(Recorded information)

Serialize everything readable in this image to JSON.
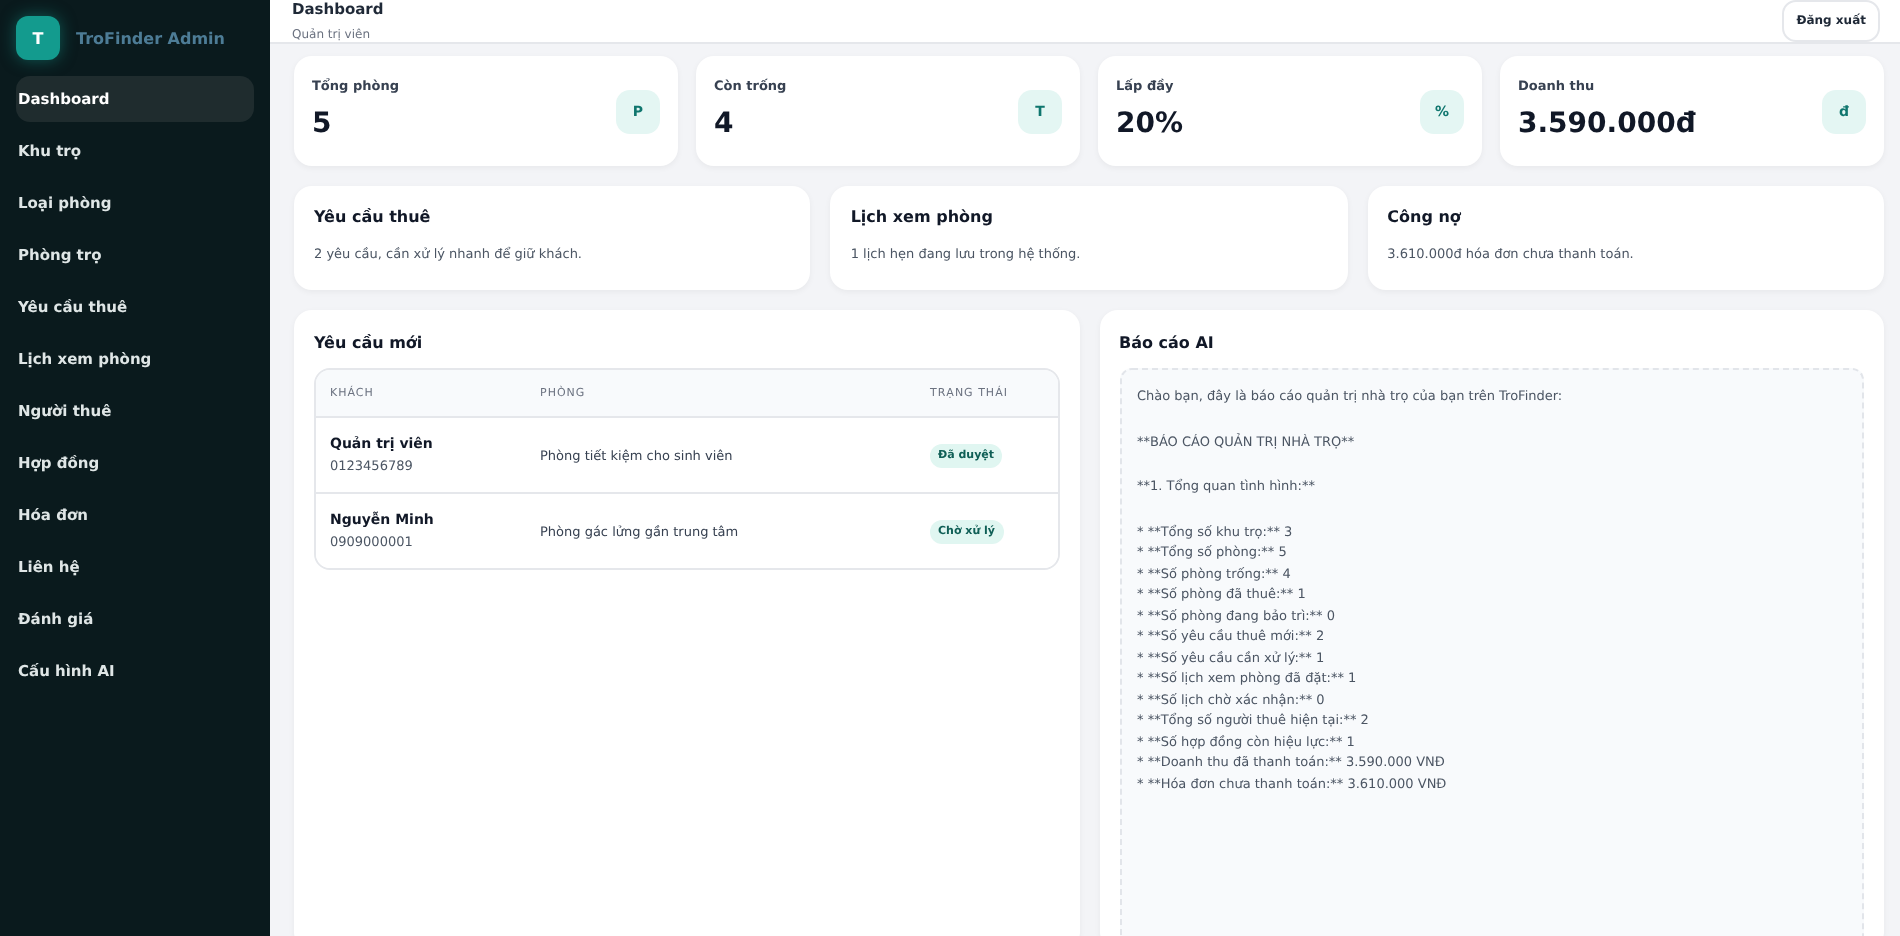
{
  "sidebar": {
    "brand": {
      "logo": "T",
      "name": "TroFinder Admin"
    },
    "items": [
      {
        "label": "Dashboard",
        "selected": true
      },
      {
        "label": "Khu trọ",
        "selected": false
      },
      {
        "label": "Loại phòng",
        "selected": false
      },
      {
        "label": "Phòng trọ",
        "selected": false
      },
      {
        "label": "Yêu cầu thuê",
        "selected": false
      },
      {
        "label": "Lịch xem phòng",
        "selected": false
      },
      {
        "label": "Người thuê",
        "selected": false
      },
      {
        "label": "Hợp đồng",
        "selected": false
      },
      {
        "label": "Hóa đơn",
        "selected": false
      },
      {
        "label": "Liên hệ",
        "selected": false
      },
      {
        "label": "Đánh giá",
        "selected": false
      },
      {
        "label": "Cấu hình AI",
        "selected": false
      }
    ]
  },
  "header": {
    "title": "Dashboard",
    "subtitle": "Quản trị viên",
    "logout": "Đăng xuất"
  },
  "stats": [
    {
      "label": "Tổng phòng",
      "value": "5",
      "icon": "P"
    },
    {
      "label": "Còn trống",
      "value": "4",
      "icon": "T"
    },
    {
      "label": "Lấp đầy",
      "value": "20%",
      "icon": "%"
    },
    {
      "label": "Doanh thu",
      "value": "3.590.000đ",
      "icon": "đ"
    }
  ],
  "summaries": [
    {
      "title": "Yêu cầu thuê",
      "text": "2 yêu cầu, cần xử lý nhanh để giữ khách."
    },
    {
      "title": "Lịch xem phòng",
      "text": "1 lịch hẹn đang lưu trong hệ thống."
    },
    {
      "title": "Công nợ",
      "text": "3.610.000đ hóa đơn chưa thanh toán."
    }
  ],
  "requests": {
    "title": "Yêu cầu mới",
    "columns": [
      "KHÁCH",
      "PHÒNG",
      "TRẠNG THÁI"
    ],
    "rows": [
      {
        "name": "Quản trị viên",
        "phone": "0123456789",
        "room": "Phòng tiết kiệm cho sinh viên",
        "status": "Đã duyệt"
      },
      {
        "name": "Nguyễn Minh",
        "phone": "0909000001",
        "room": "Phòng gác lửng gần trung tâm",
        "status": "Chờ xử lý"
      }
    ]
  },
  "report": {
    "title": "Báo cáo AI",
    "paragraphs": [
      [
        "Chào bạn, đây là báo cáo quản trị nhà trọ của bạn trên TroFinder:"
      ],
      [
        "**BÁO CÁO QUẢN TRỊ NHÀ TRỌ**"
      ],
      [
        "**1. Tổng quan tình hình:**"
      ],
      [
        "* **Tổng số khu trọ:** 3",
        "* **Tổng số phòng:** 5",
        "* **Số phòng trống:** 4",
        "* **Số phòng đã thuê:** 1",
        "* **Số phòng đang bảo trì:** 0",
        "* **Số yêu cầu thuê mới:** 2",
        "* **Số yêu cầu cần xử lý:** 1",
        "* **Số lịch xem phòng đã đặt:** 1",
        "* **Số lịch chờ xác nhận:** 0",
        "* **Tổng số người thuê hiện tại:** 2",
        "* **Số hợp đồng còn hiệu lực:** 1",
        "* **Doanh thu đã thanh toán:** 3.590.000 VNĐ",
        "* **Hóa đơn chưa thanh toán:** 3.610.000 VNĐ"
      ]
    ]
  }
}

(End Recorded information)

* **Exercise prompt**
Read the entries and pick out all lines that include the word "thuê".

* **Solved problem**
        "label": "Yêu cầu thuê",
        "label": "Người thuê",
      "title": "Yêu cầu thuê",
        "* **Số phòng đã thuê:** 1",
        "* **Số yêu cầu thuê mới:** 2",
        "* **Tổng số người thuê hiện tại:** 2",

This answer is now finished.